This may be the only clamp rack you ever need. It will hold between 20-40 clamps, depending on the type, including F-clamps, parallel clamps, pipe clamps, bar clamps or pistol grip clamps. Set up the rack according to the types you own now. If you get more of a different type later, the rack adjusts to always efficiently use the valuable wall space. And it only requires a half sheet of plywood!
These homemade spring clamps are easy to make, and cost almost nothing (assuming you have some scrap wood and rubber bands laying around.) They're great for light duty clamping, and make an excellent project for kids- just be sure to supervise while they use the band saw or scroll saw. The link below will provide you with patterns for a large and small version.
These two jigs are easy to make, and simple to use. One is for the router table, the other is used with a hand-held router. Both will cut through-dovetail pins (the tails are cut with a band saw, scroll saw or jig saw). The hand-held router jig will also enable you to cut half-blind dovetails as well. Both jigs are demonstrated in the videos below, and there's another video about laying out your joints.

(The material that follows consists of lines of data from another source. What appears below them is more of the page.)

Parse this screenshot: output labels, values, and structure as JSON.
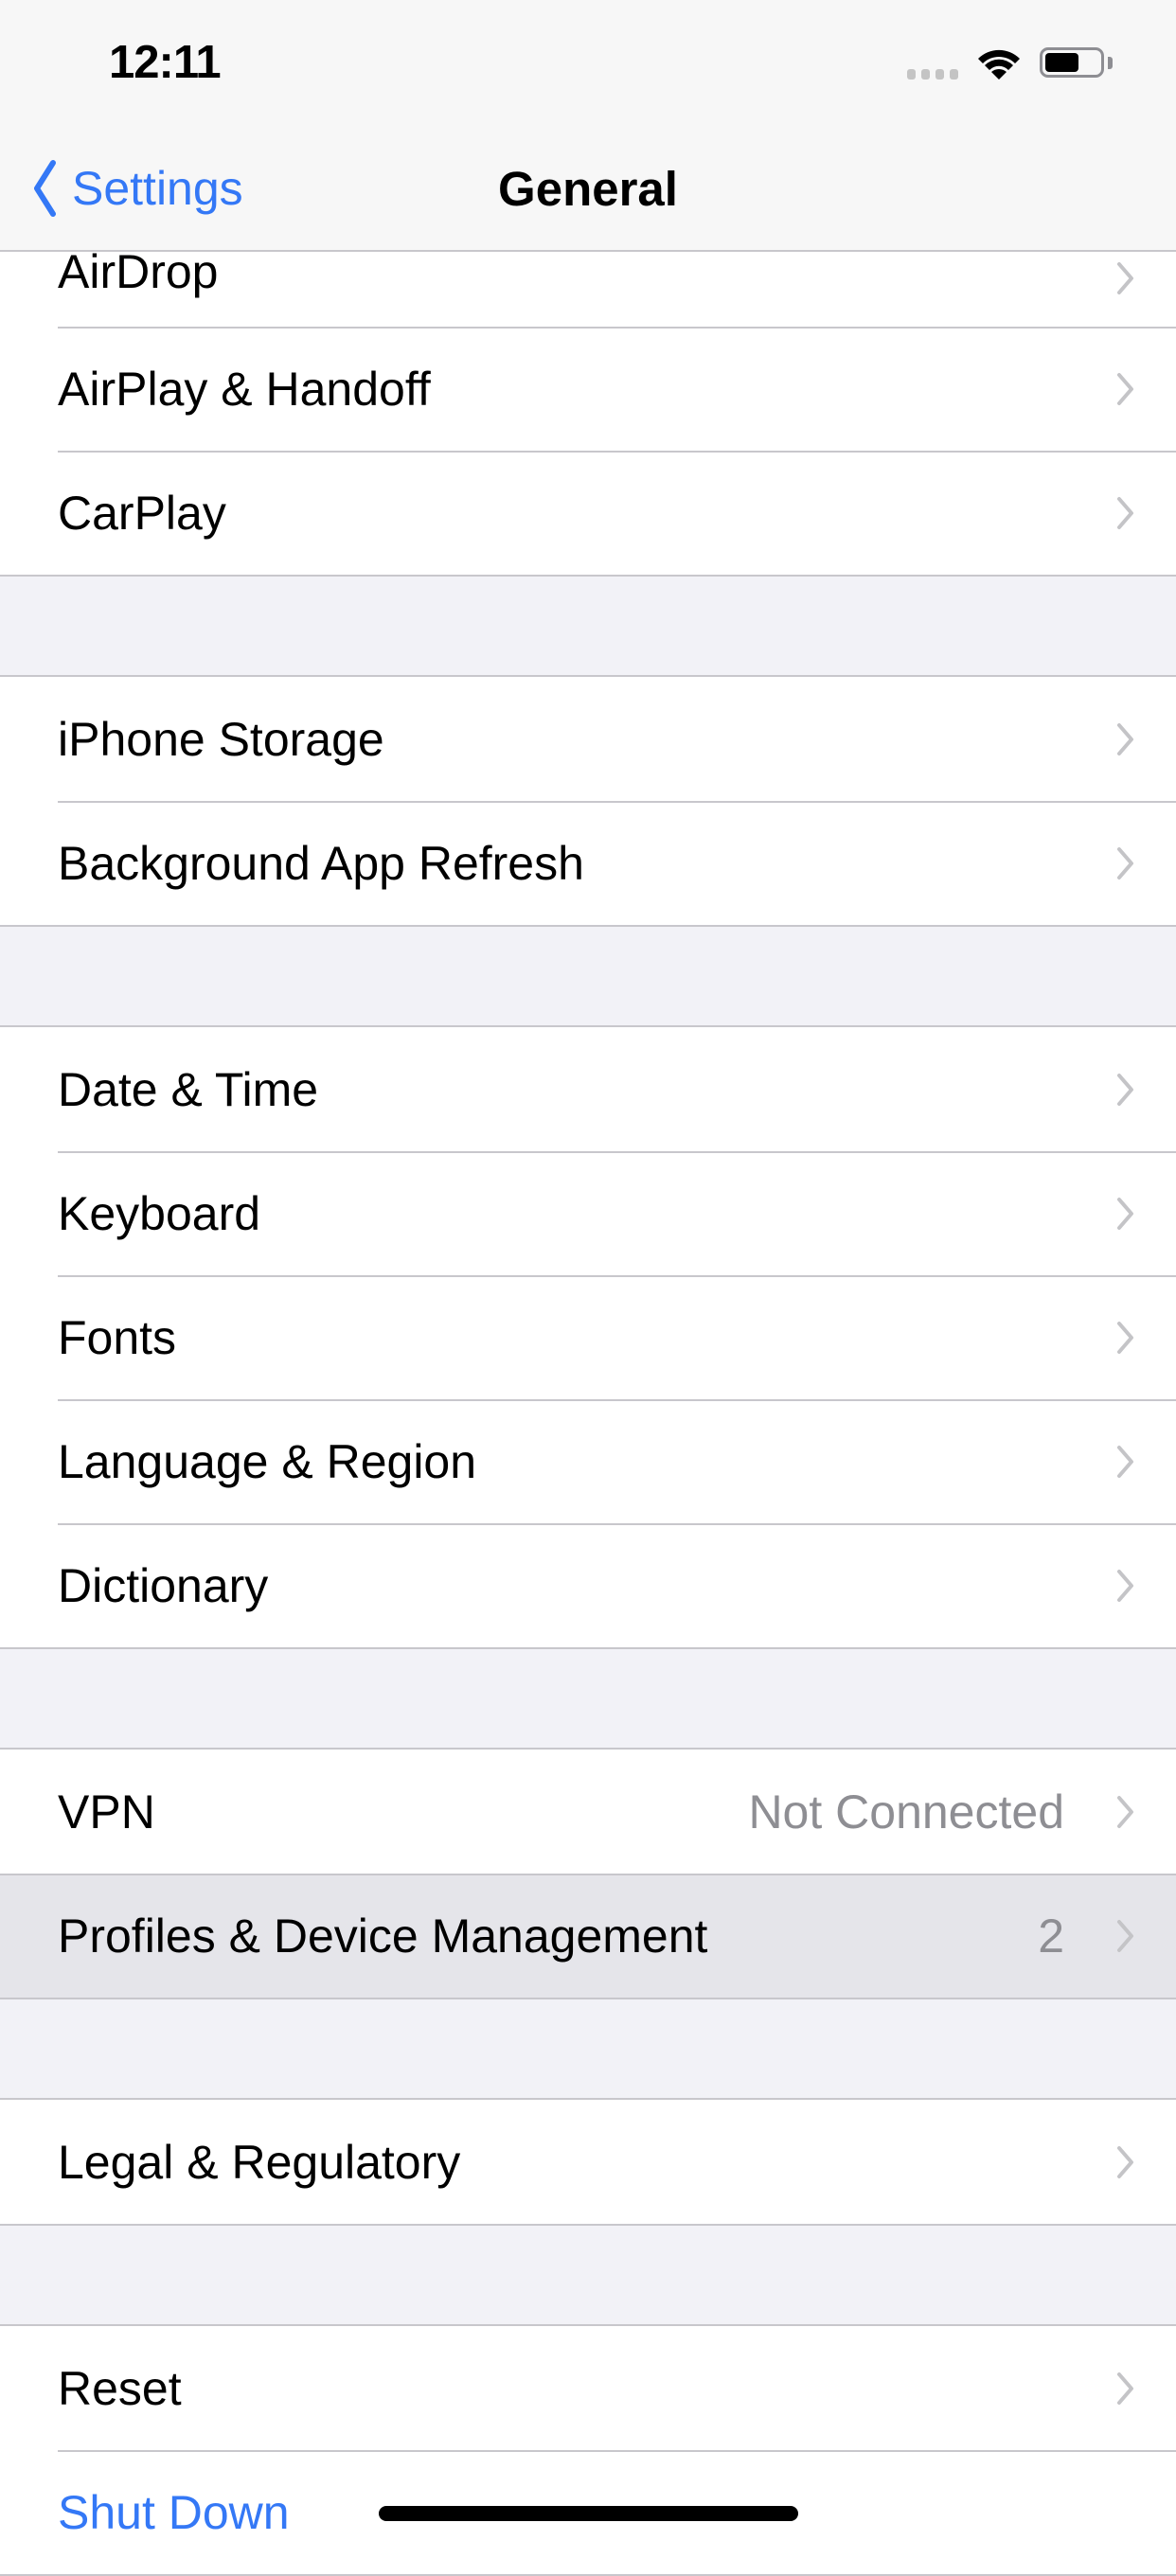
{
  "status_bar": {
    "time": "12:11",
    "battery_percent": 63,
    "signal_icon": "cellular-signal-icon",
    "wifi_icon": "wifi-icon",
    "battery_icon": "battery-icon"
  },
  "nav": {
    "back_label": "Settings",
    "back_icon": "chevron-left-icon",
    "title": "General"
  },
  "colors": {
    "accent": "#3478F6",
    "background": "#F2F2F7",
    "separator": "#C8C7CC",
    "secondary_text": "#8E8E93",
    "selected_row": "#E5E5EA"
  },
  "groups": [
    {
      "rows": [
        {
          "label": "AirDrop",
          "chevron": true
        },
        {
          "label": "AirPlay & Handoff",
          "chevron": true
        },
        {
          "label": "CarPlay",
          "chevron": true
        }
      ]
    },
    {
      "rows": [
        {
          "label": "iPhone Storage",
          "chevron": true
        },
        {
          "label": "Background App Refresh",
          "chevron": true
        }
      ]
    },
    {
      "rows": [
        {
          "label": "Date & Time",
          "chevron": true
        },
        {
          "label": "Keyboard",
          "chevron": true
        },
        {
          "label": "Fonts",
          "chevron": true
        },
        {
          "label": "Language & Region",
          "chevron": true
        },
        {
          "label": "Dictionary",
          "chevron": true
        }
      ]
    },
    {
      "rows": [
        {
          "label": "VPN",
          "value": "Not Connected",
          "chevron": true
        },
        {
          "label": "Profiles & Device Management",
          "value": "2",
          "chevron": true,
          "selected": true
        }
      ]
    },
    {
      "rows": [
        {
          "label": "Legal & Regulatory",
          "chevron": true
        }
      ]
    },
    {
      "rows": [
        {
          "label": "Reset",
          "chevron": true
        },
        {
          "label": "Shut Down",
          "chevron": false,
          "link": true
        }
      ]
    }
  ]
}
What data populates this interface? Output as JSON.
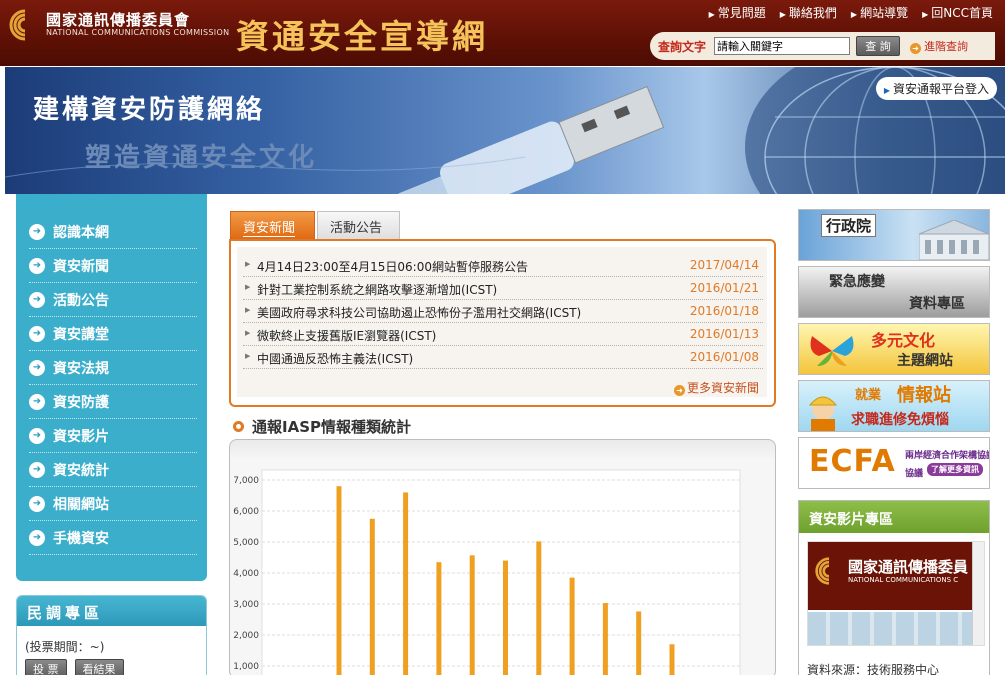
{
  "header": {
    "org_name_zh": "國家通訊傳播委員會",
    "org_name_en": "NATIONAL COMMUNICATIONS COMMISSION",
    "site_title": "資通安全宣導網",
    "top_links": [
      "常見問題",
      "聯絡我們",
      "網站導覽",
      "回NCC首頁"
    ],
    "search": {
      "label": "查詢文字",
      "value": "請輸入關鍵字",
      "button_label": "查 詢",
      "advanced_label": "進階查詢"
    },
    "colors": {
      "header_bg": "#5e1005",
      "title_gold": "#f4c35a"
    }
  },
  "banner": {
    "headline": "建構資安防護網絡",
    "subline": "塑造資通安全文化",
    "report_login": "資安通報平台登入"
  },
  "left_nav": {
    "items": [
      "認識本網",
      "資安新聞",
      "活動公告",
      "資安講堂",
      "資安法規",
      "資安防護",
      "資安影片",
      "資安統計",
      "相關網站",
      "手機資安"
    ],
    "accent": "#3aaecb"
  },
  "poll": {
    "title": "民調專區",
    "period": "(投票期間：~)",
    "vote_label": "投 票",
    "results_label": "看結果"
  },
  "news": {
    "tabs": [
      "資安新聞",
      "活動公告"
    ],
    "items": [
      {
        "title": "4月14日23:00至4月15日06:00網站暫停服務公告",
        "date": "2017/04/14"
      },
      {
        "title": "針對工業控制系統之網路攻擊逐漸增加(ICST)",
        "date": "2016/01/21"
      },
      {
        "title": "美國政府尋求科技公司協助遏止恐怖份子濫用社交網路(ICST)",
        "date": "2016/01/18"
      },
      {
        "title": "微軟終止支援舊版IE瀏覽器(ICST)",
        "date": "2016/01/13"
      },
      {
        "title": "中國通過反恐怖主義法(ICST)",
        "date": "2016/01/08"
      }
    ],
    "more_label": "更多資安新聞",
    "accent": "#e07a26"
  },
  "chart_heading": "通報IASP情報種類統計",
  "chart_data": {
    "type": "bar",
    "values": [
      6800,
      5750,
      6600,
      4350,
      4570,
      4400,
      5020,
      3850,
      3030,
      2760,
      1700
    ],
    "ylim": [
      0,
      7000
    ],
    "yticks": [
      "1,000",
      "2,000",
      "3,000",
      "4,000",
      "5,000",
      "6,000",
      "7,000"
    ],
    "grid": true,
    "bar_color": "#f0a020"
  },
  "right_column": {
    "promos": {
      "exec": "行政院",
      "emer_1": "緊急應變",
      "emer_2": "資料專區",
      "multi_1": "多元文化",
      "multi_2": "主題網站",
      "job_1": "就業",
      "job_2": "情報站",
      "job_3": "求職進修免煩惱",
      "ecfa_1": "ECFA",
      "ecfa_2": "兩岸經濟合作架構協議",
      "ecfa_3": "協議",
      "ecfa_4": "了解更多資訊"
    },
    "video": {
      "title": "資安影片專區",
      "thumb_zh": "國家通訊傳播委員",
      "thumb_en": "NATIONAL COMMUNICATIONS C",
      "source": "資料來源：技術服務中心"
    }
  }
}
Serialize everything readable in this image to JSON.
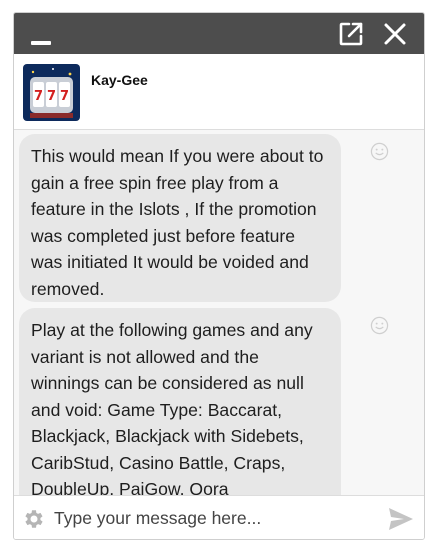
{
  "window": {
    "minimize_icon": "minimize-icon",
    "popout_icon": "open-in-new-window-icon",
    "close_icon": "close-icon",
    "titlebar_color": "#4d4d4d"
  },
  "header": {
    "agent_name": "Kay-Gee",
    "avatar_icon": "slot-machine-777-avatar"
  },
  "messages": [
    {
      "text": "This would mean If you were about to gain a free spin free play from a feature in the Islots , If the promotion was completed just before feature was initiated It would be voided and removed.",
      "reaction_icon": "smiley-icon"
    },
    {
      "text": "Play at the following games and any variant is not allowed and the winnings can be considered as null and void: Game Type: Baccarat, Blackjack, Blackjack with Sidebets, CaribStud, Casino Battle, Craps, DoubleUp, PaiGow, Qora Progressive,",
      "reaction_icon": "smiley-icon"
    }
  ],
  "composer": {
    "placeholder": "Type your message here...",
    "value": "",
    "settings_icon": "gear-icon",
    "send_icon": "send-icon"
  },
  "colors": {
    "bubble": "#e7e7e7",
    "background": "#f7f7f7",
    "text": "#1e1e1e"
  }
}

Andre Roubo was among the oldest of the old-timey woodworkers, and the unique drawings found in his eighteenth century book have inspired woodworkers for over 200 years. Stumpy has designed a version of this bench which is by far the easiest, least expensive version to make. You can build one without difficult joinery, and without compromises in strength and features, all from cheap construction lumber! It's big, beefy and full of all the features a hand tool woodworker, or even a power tool woodworker, would appreciate.
Building box/finger joint jigs has become a bit of a hobby among some woodworkers, like marble machines or complex mouse traps. They are admittedly complicated, but fun to build and really useful tools. I've designed several, but this one is my favorite. It will cut any joint configuration you can imagine, without any complicated setup or attachments to swap around. You don't need a dado set to use it, though using one will speed up the process. It will cut a joint up to 18" wide, and is compatible with any 10-inch table saw.
This machine was born out of frustration! Stumpy had a cheap hand-held biscuit joiner that he picked up on a whim at Harbor Freight. The problem with cheap units like that is the difficulty that comes with making an accurately placed slot without the tool rocking out of position during the cut! So, like any good woodworker, Stumpy set out to find a solution. And the result is a bench top unit that can make a cheap tool into something easier to use than even the expensive hand-held versions. The Bench-top Biscuit Joiner is fast and accurate, inexpensive to build, and has dozens of uses. It's great for edge gluing boards, strengthening any butt joint, cutting slots for raised panels and picture frames... you name it!
Every workshop should have at least one saw bench. Not only is this an indispensable tool for sawing, it’s also a comfortable and portable workspace for chopping, boring and all sorts of other tasks. This version of the classic saw bench includes some extra features. For one thing, there’s a split that runs down the center to support both sides of the board while you rip down its length. There are holes for holdfasts to secure your work while you drill or chop sitting down. And it’s large enough to use as a step stool or an extra seat while shooting the breeze. But the best part is it can be built with some old construction lumber!